We are here to help you avoid summing up your journey to this incredible land as a nightmare. Here’s presenting you the “to dos” and “not to dos” while visiting and experiencing India – one of the most diverse countries in the world in terms of geography, ethnicity, cuisine, arts, culture and tradition.
What to do:
- Check that you are applying for the right Visa from the Indian embassies or consulates in your country. Different countries have different Visa norms.
- Be prepared to pay an “application fee” for your Visa application in case your Visa is being done by third party outsourced companies and not the embassies.
- Apply for the Protected Area Permit (PAP) along with your Visa application. [The PAP is required if you are visiting North-East India (Assam is exempted from this) and a few other parts like Andaman and Nicobar, Jammu and Kashmir, Lakshadweep, Rajasthan, Himachal Pradesh and Uttaranchal.]
- Choose the Multiple Entry Visa as they are more flexible than the others.
- Check the website of ‘Central Board of Excise and Customs’ beforehand to know what you are permitted to and what you are not permitted to bring from your country.
- Chalk out different areas of your interest beforehand and target the main festivities in one part of the country during your tour.
- Take the help of your friends in India (if you have any) to arrange a trustworthy tour guide who can take you to the places of your interest. If you don’t have a friend in India for that, you can trust your hotel concierge. The local tourism departments can be of help in this case.
- Connect through Gulf countries as this provides you with plenty of options to reduce your airfare. [Air Arabia, Etihad, Emirates, Qatar Airways are some of the options.]
- Book your tickets as early as possible.
- Look for the airlines which do not charge extra from foreigners (non-residents).
- Keep plenty of buffer time in hand for the in-between journeys through the congested streets and lanes of the big Indian cities.
- Look for cheap domestic airlines for intercity travelling. Apart from the government airlines, there are plenty of private competitors (Indigo, Jet Airways, Spicejet etc.) too.
- Just ignore the touts. Go on with your business. Tell them a firm “NO” for whatever they are offering.
- Always carry your drinking water along.
- Take care of your belongings while in a crowded public place.
- Always consult your hotel concierge before going anywhere alone.
- Buy a local sim card for your cell phone for easy communication.
- Keep photocopies of your passport in the hotel locker.
What not to do:
- Don’t overstay your Visa tenure. Violation will cause hefty fines. [Keep in mind that Indian Visas are validated from the date of issuing and NOT the date of entering the country.]
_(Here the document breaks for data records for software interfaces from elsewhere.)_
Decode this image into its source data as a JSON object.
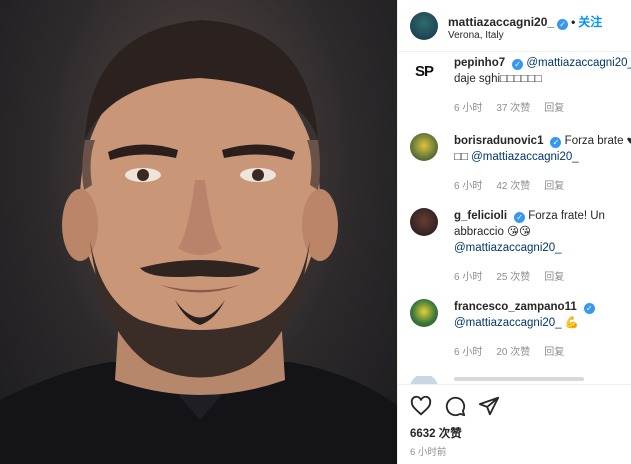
{
  "post": {
    "author": "mattiazaccagni20_",
    "follow_label": "关注",
    "dot": "•",
    "location": "Verona, Italy"
  },
  "comments": [
    {
      "user": "pepinho7",
      "verified": true,
      "avatar_text": "SP",
      "line1": "@mattiazaccagni20_",
      "line2": "daje sghi□□□□□□",
      "time": "6 小时",
      "likes": "37 次赞",
      "reply": "回复"
    },
    {
      "user": "borisradunovic1",
      "verified": true,
      "line1_text": "Forza brate",
      "line1_symbol": "♥",
      "line2_prefix": "□□",
      "line2_mention": "@mattiazaccagni20_",
      "time": "6 小时",
      "likes": "42 次赞",
      "reply": "回复"
    },
    {
      "user": "g_felicioli",
      "verified": true,
      "line1_text": "Forza frate! Un",
      "line2_text": "abbraccio 😘😘",
      "line3_mention": "@mattiazaccagni20_",
      "time": "6 小时",
      "likes": "25 次赞",
      "reply": "回复"
    },
    {
      "user": "francesco_zampano11",
      "verified": true,
      "line2_mention": "@mattiazaccagni20_",
      "line2_emoji": "💪",
      "time": "6 小时",
      "likes": "20 次赞",
      "reply": "回复"
    }
  ],
  "actions": {
    "likes": "6632 次赞",
    "time": "6 小时前"
  },
  "colors": {
    "accent": "#0095f6",
    "verified": "#3897f0",
    "muted": "#8e8e8e",
    "mention": "#00376b"
  },
  "icons": [
    "heart-icon",
    "comment-icon",
    "share-icon",
    "verified-badge-icon"
  ]
}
- Don’t go for the airlines which apply separate charges for non-residents of India.
- Don’t go for street food stalls unless you are into experimenting.
- Don’t argue with the touts, just ignore them.
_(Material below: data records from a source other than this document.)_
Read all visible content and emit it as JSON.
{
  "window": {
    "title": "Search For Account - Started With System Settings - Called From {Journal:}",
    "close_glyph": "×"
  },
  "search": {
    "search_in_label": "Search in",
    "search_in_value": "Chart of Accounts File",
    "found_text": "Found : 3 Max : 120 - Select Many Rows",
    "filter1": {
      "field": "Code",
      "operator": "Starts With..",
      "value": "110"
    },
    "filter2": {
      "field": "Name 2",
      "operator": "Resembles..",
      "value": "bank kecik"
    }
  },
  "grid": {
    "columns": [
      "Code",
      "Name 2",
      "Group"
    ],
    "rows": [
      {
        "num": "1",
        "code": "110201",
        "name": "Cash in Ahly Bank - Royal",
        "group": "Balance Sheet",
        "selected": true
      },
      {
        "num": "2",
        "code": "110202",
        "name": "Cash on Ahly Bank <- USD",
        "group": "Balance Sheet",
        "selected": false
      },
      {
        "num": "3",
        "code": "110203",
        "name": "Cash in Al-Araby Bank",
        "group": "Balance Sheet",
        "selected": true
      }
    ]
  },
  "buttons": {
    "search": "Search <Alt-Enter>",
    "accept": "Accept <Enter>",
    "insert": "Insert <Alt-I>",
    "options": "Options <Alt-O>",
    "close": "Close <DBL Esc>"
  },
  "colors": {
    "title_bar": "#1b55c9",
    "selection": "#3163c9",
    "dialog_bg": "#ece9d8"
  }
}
- Don’t let your tour planner do the research for you as they might miss many local attractions in their packages.
- Do not eat at open food stalls.
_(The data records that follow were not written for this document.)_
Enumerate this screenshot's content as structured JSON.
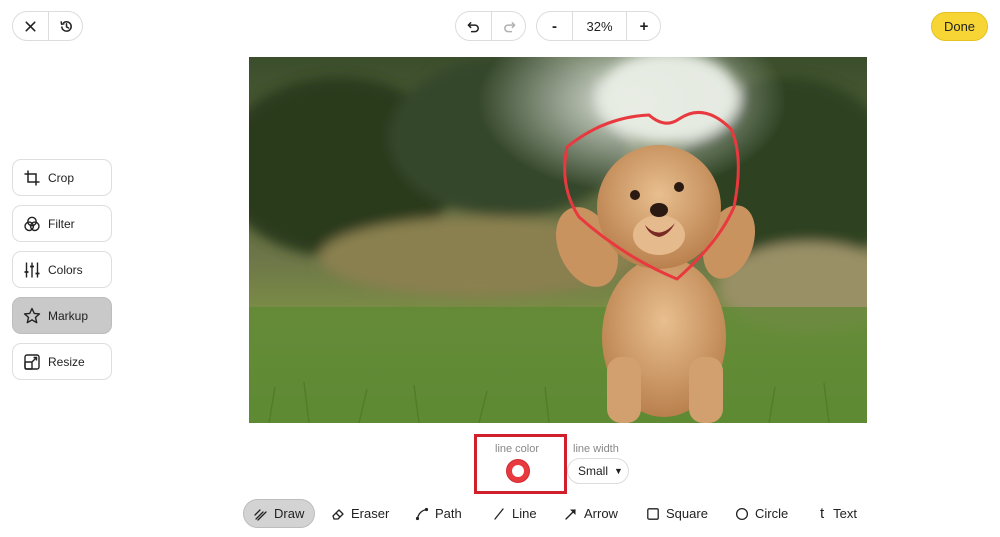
{
  "header": {
    "close_icon": "close-icon",
    "history_icon": "history-icon",
    "undo_icon": "undo-icon",
    "redo_icon": "redo-icon",
    "zoom_out_label": "-",
    "zoom_level": "32%",
    "zoom_in_label": "+",
    "done_label": "Done"
  },
  "sidebar": {
    "items": [
      {
        "label": "Crop",
        "icon": "crop-icon"
      },
      {
        "label": "Filter",
        "icon": "filter-icon"
      },
      {
        "label": "Colors",
        "icon": "sliders-icon"
      },
      {
        "label": "Markup",
        "icon": "star-icon",
        "active": true
      },
      {
        "label": "Resize",
        "icon": "resize-icon"
      }
    ]
  },
  "options": {
    "line_color_label": "line color",
    "line_color_value": "#e8393f",
    "line_width_label": "line width",
    "line_width_value": "Small"
  },
  "tools": [
    {
      "label": "Draw",
      "icon": "draw-icon",
      "active": true
    },
    {
      "label": "Eraser",
      "icon": "eraser-icon"
    },
    {
      "label": "Path",
      "icon": "path-icon"
    },
    {
      "label": "Line",
      "icon": "line-icon"
    },
    {
      "label": "Arrow",
      "icon": "arrow-icon"
    },
    {
      "label": "Square",
      "icon": "square-icon"
    },
    {
      "label": "Circle",
      "icon": "circle-icon"
    },
    {
      "label": "Text",
      "icon": "text-icon",
      "glyph": "t"
    }
  ],
  "colors": {
    "done_bg": "#f7d535",
    "markup_stroke": "#e8393f",
    "highlight": "#d0202b"
  }
}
- Do not trust over friendly people.
- Do not take lift from unknown people.
- Do not give anything to the beggars.
- Do not buy any ticket from a third person. Always buy ticket from the correct counter by following the correct procedure.
India is rightly symbolised by its national flower – the Lotus. Here, amidst the filth, dirt, pollution and poverty, revolves of the wheel of life. The spirit of the nation spreads its diverse beauty to the world. People come here as guests and travellers, but with time and a strange bonding or attachment they gradually become one of the nation’s own. Each experience in India has something to cherish. Be well-prepared and India will give you whatever you have come here for.